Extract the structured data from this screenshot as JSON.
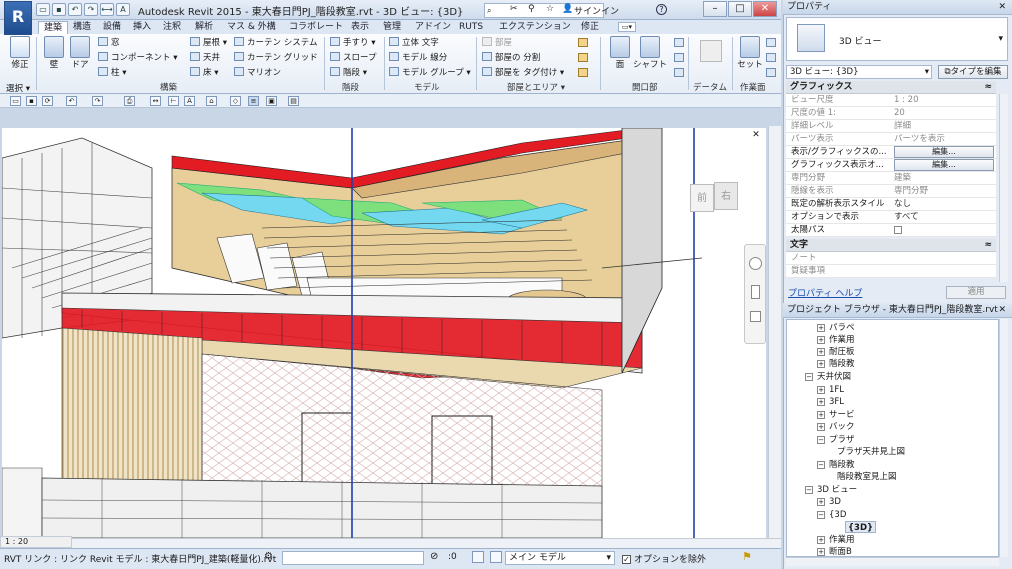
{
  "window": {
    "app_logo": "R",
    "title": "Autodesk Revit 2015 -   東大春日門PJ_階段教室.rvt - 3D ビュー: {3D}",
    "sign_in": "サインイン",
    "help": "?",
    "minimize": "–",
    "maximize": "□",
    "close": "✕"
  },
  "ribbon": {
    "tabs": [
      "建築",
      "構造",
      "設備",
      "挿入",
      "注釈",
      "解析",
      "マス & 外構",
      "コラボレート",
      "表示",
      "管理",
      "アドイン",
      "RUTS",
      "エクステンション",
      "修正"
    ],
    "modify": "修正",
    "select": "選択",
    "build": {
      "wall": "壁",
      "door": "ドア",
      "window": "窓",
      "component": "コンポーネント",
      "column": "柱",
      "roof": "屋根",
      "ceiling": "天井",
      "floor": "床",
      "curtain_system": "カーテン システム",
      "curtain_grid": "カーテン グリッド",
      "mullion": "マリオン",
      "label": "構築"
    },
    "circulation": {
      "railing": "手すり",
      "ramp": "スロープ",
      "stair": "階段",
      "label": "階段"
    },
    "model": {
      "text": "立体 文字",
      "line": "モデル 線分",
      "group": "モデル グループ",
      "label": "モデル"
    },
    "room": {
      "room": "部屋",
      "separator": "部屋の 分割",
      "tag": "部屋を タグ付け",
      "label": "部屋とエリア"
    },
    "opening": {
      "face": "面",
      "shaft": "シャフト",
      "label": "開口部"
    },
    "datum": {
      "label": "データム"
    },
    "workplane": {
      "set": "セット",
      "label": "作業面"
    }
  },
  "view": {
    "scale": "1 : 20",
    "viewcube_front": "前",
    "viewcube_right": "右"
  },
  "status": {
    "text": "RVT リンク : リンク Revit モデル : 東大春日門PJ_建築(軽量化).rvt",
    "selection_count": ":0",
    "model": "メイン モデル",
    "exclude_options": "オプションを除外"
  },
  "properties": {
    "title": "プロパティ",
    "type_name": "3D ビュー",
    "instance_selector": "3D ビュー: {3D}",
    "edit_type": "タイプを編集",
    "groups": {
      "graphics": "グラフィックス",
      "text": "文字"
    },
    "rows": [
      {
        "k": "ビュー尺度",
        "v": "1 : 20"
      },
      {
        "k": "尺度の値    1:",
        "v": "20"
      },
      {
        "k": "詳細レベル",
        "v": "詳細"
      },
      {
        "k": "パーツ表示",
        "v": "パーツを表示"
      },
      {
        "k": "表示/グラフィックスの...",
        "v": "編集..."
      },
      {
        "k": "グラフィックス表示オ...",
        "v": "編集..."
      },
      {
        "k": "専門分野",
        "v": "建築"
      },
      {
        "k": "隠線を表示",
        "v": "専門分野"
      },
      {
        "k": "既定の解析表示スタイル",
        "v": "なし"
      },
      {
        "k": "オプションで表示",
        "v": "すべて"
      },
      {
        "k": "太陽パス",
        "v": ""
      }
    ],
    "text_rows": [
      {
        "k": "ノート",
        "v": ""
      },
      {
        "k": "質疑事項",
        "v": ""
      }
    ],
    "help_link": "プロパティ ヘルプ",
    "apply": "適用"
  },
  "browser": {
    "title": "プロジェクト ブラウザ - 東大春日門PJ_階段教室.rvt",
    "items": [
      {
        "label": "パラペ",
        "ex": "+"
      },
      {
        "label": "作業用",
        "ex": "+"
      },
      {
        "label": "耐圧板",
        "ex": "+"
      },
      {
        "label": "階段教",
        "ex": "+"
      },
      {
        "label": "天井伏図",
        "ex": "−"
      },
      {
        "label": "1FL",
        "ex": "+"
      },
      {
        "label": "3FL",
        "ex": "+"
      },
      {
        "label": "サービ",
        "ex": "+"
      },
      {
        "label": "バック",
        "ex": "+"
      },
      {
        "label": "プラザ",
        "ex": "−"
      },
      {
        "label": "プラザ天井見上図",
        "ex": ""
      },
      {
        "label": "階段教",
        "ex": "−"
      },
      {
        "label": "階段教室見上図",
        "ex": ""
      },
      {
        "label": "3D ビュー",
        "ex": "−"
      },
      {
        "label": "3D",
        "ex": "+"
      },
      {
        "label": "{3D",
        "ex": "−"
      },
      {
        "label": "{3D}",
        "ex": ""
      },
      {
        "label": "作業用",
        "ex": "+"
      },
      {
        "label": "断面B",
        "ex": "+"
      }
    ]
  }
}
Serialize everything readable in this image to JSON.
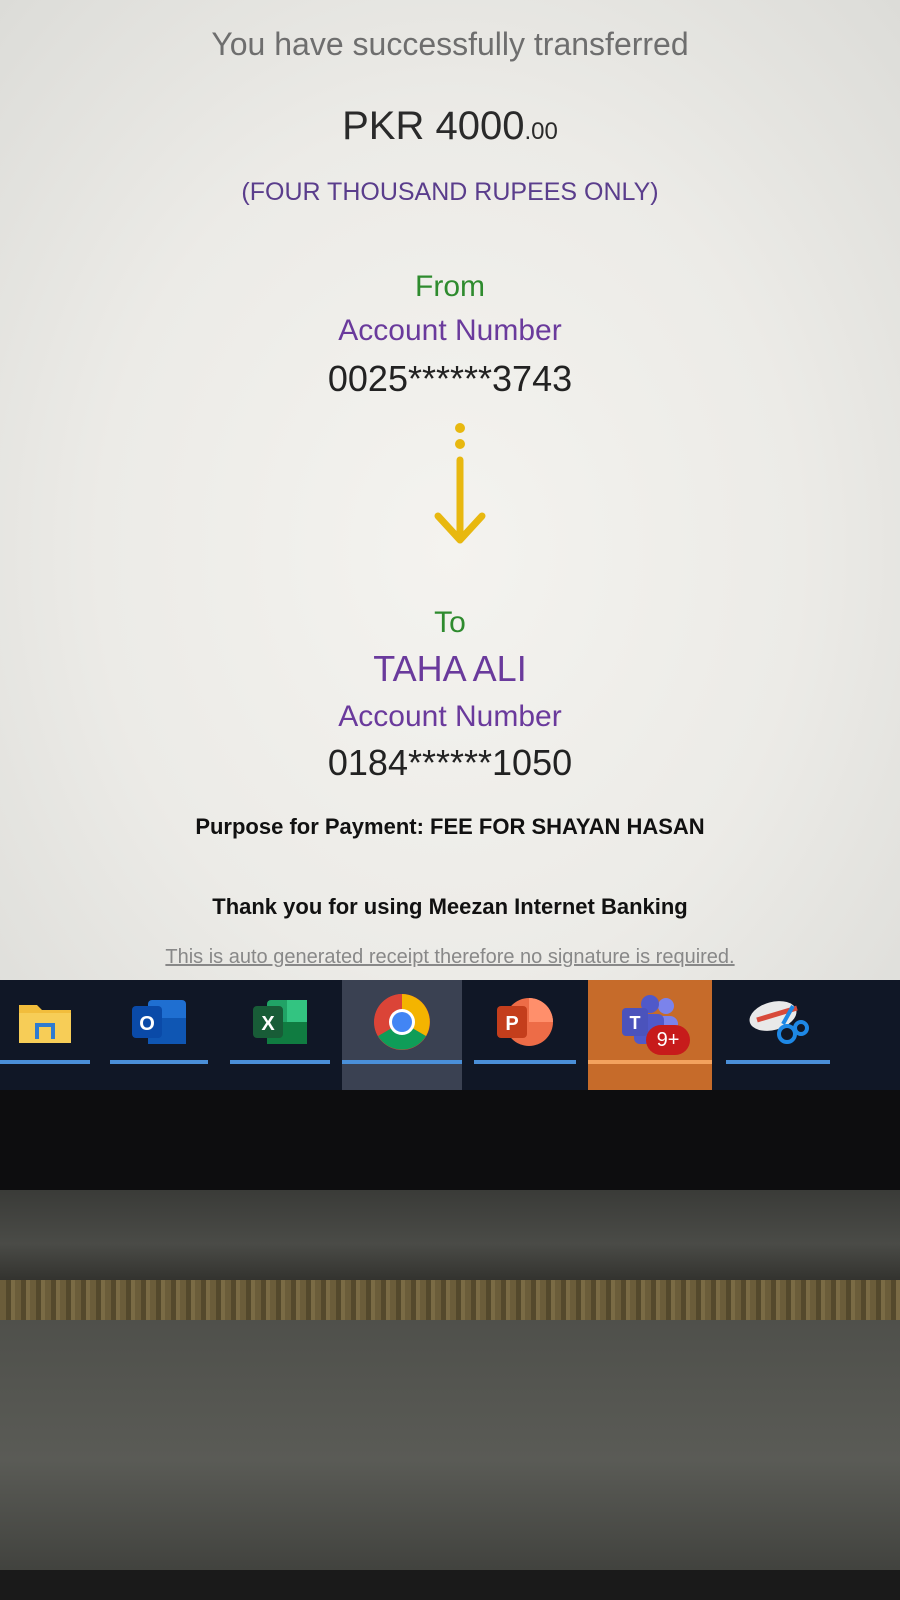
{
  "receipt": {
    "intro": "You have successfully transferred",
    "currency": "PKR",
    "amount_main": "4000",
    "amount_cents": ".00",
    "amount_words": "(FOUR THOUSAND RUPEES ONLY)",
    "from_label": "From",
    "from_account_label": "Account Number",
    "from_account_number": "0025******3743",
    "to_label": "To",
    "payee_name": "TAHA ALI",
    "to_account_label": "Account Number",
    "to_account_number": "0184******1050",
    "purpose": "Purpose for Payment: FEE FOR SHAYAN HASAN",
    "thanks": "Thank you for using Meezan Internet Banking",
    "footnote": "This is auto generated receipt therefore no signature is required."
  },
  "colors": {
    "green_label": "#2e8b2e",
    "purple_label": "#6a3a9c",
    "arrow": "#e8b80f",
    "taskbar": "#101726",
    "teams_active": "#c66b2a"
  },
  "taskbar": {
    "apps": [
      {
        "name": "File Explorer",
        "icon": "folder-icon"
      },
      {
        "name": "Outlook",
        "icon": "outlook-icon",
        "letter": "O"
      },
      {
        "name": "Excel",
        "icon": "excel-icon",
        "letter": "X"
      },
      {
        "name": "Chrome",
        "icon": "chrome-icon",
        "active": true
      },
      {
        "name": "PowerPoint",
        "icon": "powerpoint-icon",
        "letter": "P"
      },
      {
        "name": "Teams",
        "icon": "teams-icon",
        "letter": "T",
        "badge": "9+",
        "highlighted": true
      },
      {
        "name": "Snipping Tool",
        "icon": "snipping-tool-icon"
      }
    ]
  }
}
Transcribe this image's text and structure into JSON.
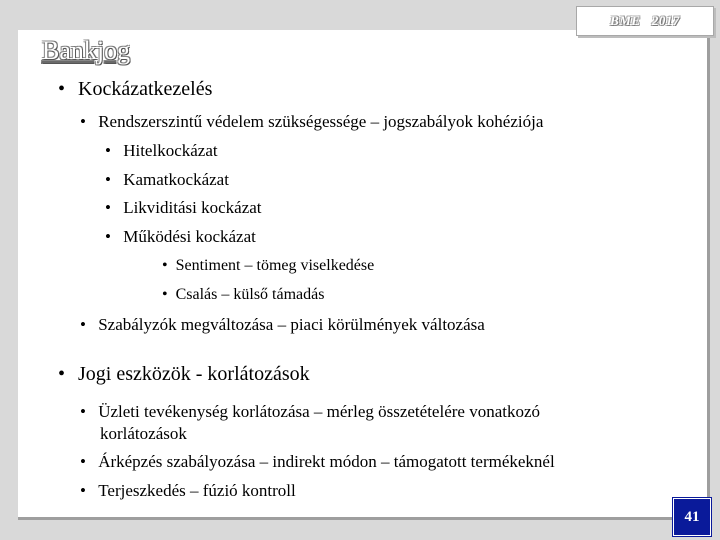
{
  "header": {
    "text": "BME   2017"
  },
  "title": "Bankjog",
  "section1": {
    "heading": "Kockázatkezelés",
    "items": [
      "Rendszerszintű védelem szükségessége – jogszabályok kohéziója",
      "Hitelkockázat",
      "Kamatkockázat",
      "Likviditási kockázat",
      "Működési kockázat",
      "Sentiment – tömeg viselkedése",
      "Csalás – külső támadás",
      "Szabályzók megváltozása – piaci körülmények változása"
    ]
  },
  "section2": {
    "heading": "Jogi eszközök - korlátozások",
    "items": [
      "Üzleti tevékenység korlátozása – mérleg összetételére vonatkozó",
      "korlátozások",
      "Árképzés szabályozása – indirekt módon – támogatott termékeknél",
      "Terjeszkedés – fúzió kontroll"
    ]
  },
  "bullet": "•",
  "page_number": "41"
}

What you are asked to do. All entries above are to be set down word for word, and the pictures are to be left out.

Completed task.
Extract the structured data from this screenshot as JSON.
{
  "window": {
    "app_logo": "R",
    "title": "Autodesk Revit 2015 -   東大春日門PJ_階段教室.rvt - 3D ビュー: {3D}",
    "sign_in": "サインイン",
    "help": "?",
    "minimize": "–",
    "maximize": "□",
    "close": "✕"
  },
  "ribbon": {
    "tabs": [
      "建築",
      "構造",
      "設備",
      "挿入",
      "注釈",
      "解析",
      "マス & 外構",
      "コラボレート",
      "表示",
      "管理",
      "アドイン",
      "RUTS",
      "エクステンション",
      "修正"
    ],
    "modify": "修正",
    "select": "選択",
    "build": {
      "wall": "壁",
      "door": "ドア",
      "window": "窓",
      "component": "コンポーネント",
      "column": "柱",
      "roof": "屋根",
      "ceiling": "天井",
      "floor": "床",
      "curtain_system": "カーテン システム",
      "curtain_grid": "カーテン グリッド",
      "mullion": "マリオン",
      "label": "構築"
    },
    "circulation": {
      "railing": "手すり",
      "ramp": "スロープ",
      "stair": "階段",
      "label": "階段"
    },
    "model": {
      "text": "立体 文字",
      "line": "モデル 線分",
      "group": "モデル グループ",
      "label": "モデル"
    },
    "room": {
      "room": "部屋",
      "separator": "部屋の 分割",
      "tag": "部屋を タグ付け",
      "label": "部屋とエリア"
    },
    "opening": {
      "face": "面",
      "shaft": "シャフト",
      "label": "開口部"
    },
    "datum": {
      "label": "データム"
    },
    "workplane": {
      "set": "セット",
      "label": "作業面"
    }
  },
  "view": {
    "scale": "1 : 20",
    "viewcube_front": "前",
    "viewcube_right": "右"
  },
  "status": {
    "text": "RVT リンク : リンク Revit モデル : 東大春日門PJ_建築(軽量化).rvt",
    "selection_count": ":0",
    "model": "メイン モデル",
    "exclude_options": "オプションを除外"
  },
  "properties": {
    "title": "プロパティ",
    "type_name": "3D ビュー",
    "instance_selector": "3D ビュー: {3D}",
    "edit_type": "タイプを編集",
    "groups": {
      "graphics": "グラフィックス",
      "text": "文字"
    },
    "rows": [
      {
        "k": "ビュー尺度",
        "v": "1 : 20"
      },
      {
        "k": "尺度の値    1:",
        "v": "20"
      },
      {
        "k": "詳細レベル",
        "v": "詳細"
      },
      {
        "k": "パーツ表示",
        "v": "パーツを表示"
      },
      {
        "k": "表示/グラフィックスの...",
        "v": "編集..."
      },
      {
        "k": "グラフィックス表示オ...",
        "v": "編集..."
      },
      {
        "k": "専門分野",
        "v": "建築"
      },
      {
        "k": "隠線を表示",
        "v": "専門分野"
      },
      {
        "k": "既定の解析表示スタイル",
        "v": "なし"
      },
      {
        "k": "オプションで表示",
        "v": "すべて"
      },
      {
        "k": "太陽パス",
        "v": ""
      }
    ],
    "text_rows": [
      {
        "k": "ノート",
        "v": ""
      },
      {
        "k": "質疑事項",
        "v": ""
      }
    ],
    "help_link": "プロパティ ヘルプ",
    "apply": "適用"
  },
  "browser": {
    "title": "プロジェクト ブラウザ - 東大春日門PJ_階段教室.rvt",
    "items": [
      {
        "label": "パラペ",
        "ex": "+"
      },
      {
        "label": "作業用",
        "ex": "+"
      },
      {
        "label": "耐圧板",
        "ex": "+"
      },
      {
        "label": "階段教",
        "ex": "+"
      },
      {
        "label": "天井伏図",
        "ex": "−"
      },
      {
        "label": "1FL",
        "ex": "+"
      },
      {
        "label": "3FL",
        "ex": "+"
      },
      {
        "label": "サービ",
        "ex": "+"
      },
      {
        "label": "バック",
        "ex": "+"
      },
      {
        "label": "プラザ",
        "ex": "−"
      },
      {
        "label": "プラザ天井見上図",
        "ex": ""
      },
      {
        "label": "階段教",
        "ex": "−"
      },
      {
        "label": "階段教室見上図",
        "ex": ""
      },
      {
        "label": "3D ビュー",
        "ex": "−"
      },
      {
        "label": "3D",
        "ex": "+"
      },
      {
        "label": "{3D",
        "ex": "−"
      },
      {
        "label": "{3D}",
        "ex": ""
      },
      {
        "label": "作業用",
        "ex": "+"
      },
      {
        "label": "断面B",
        "ex": "+"
      }
    ]
  }
}
Serialize everything readable in this image to JSON.
{
  "receipt": {
    "intro": "You have successfully transferred",
    "currency": "PKR",
    "amount_main": "4000",
    "amount_cents": ".00",
    "amount_words": "(FOUR THOUSAND RUPEES ONLY)",
    "from_label": "From",
    "from_account_label": "Account Number",
    "from_account_number": "0025******3743",
    "to_label": "To",
    "payee_name": "TAHA ALI",
    "to_account_label": "Account Number",
    "to_account_number": "0184******1050",
    "purpose": "Purpose for Payment: FEE FOR SHAYAN HASAN",
    "thanks": "Thank you for using Meezan Internet Banking",
    "footnote": "This is auto generated receipt therefore no signature is required."
  },
  "colors": {
    "green_label": "#2e8b2e",
    "purple_label": "#6a3a9c",
    "arrow": "#e8b80f",
    "taskbar": "#101726",
    "teams_active": "#c66b2a"
  },
  "taskbar": {
    "apps": [
      {
        "name": "File Explorer",
        "icon": "folder-icon"
      },
      {
        "name": "Outlook",
        "icon": "outlook-icon",
        "letter": "O"
      },
      {
        "name": "Excel",
        "icon": "excel-icon",
        "letter": "X"
      },
      {
        "name": "Chrome",
        "icon": "chrome-icon",
        "active": true
      },
      {
        "name": "PowerPoint",
        "icon": "powerpoint-icon",
        "letter": "P"
      },
      {
        "name": "Teams",
        "icon": "teams-icon",
        "letter": "T",
        "badge": "9+",
        "highlighted": true
      },
      {
        "name": "Snipping Tool",
        "icon": "snipping-tool-icon"
      }
    ]
  }
}
Transcribe this image's text and structure into JSON.
{
  "header": {
    "text": "BME   2017"
  },
  "title": "Bankjog",
  "section1": {
    "heading": "Kockázatkezelés",
    "items": [
      "Rendszerszintű védelem szükségessége – jogszabályok kohéziója",
      "Hitelkockázat",
      "Kamatkockázat",
      "Likviditási kockázat",
      "Működési kockázat",
      "Sentiment – tömeg viselkedése",
      "Csalás – külső támadás",
      "Szabályzók megváltozása – piaci körülmények változása"
    ]
  },
  "section2": {
    "heading": "Jogi eszközök - korlátozások",
    "items": [
      "Üzleti tevékenység korlátozása – mérleg összetételére vonatkozó",
      "korlátozások",
      "Árképzés szabályozása – indirekt módon – támogatott termékeknél",
      "Terjeszkedés – fúzió kontroll"
    ]
  },
  "bullet": "•",
  "page_number": "41"
}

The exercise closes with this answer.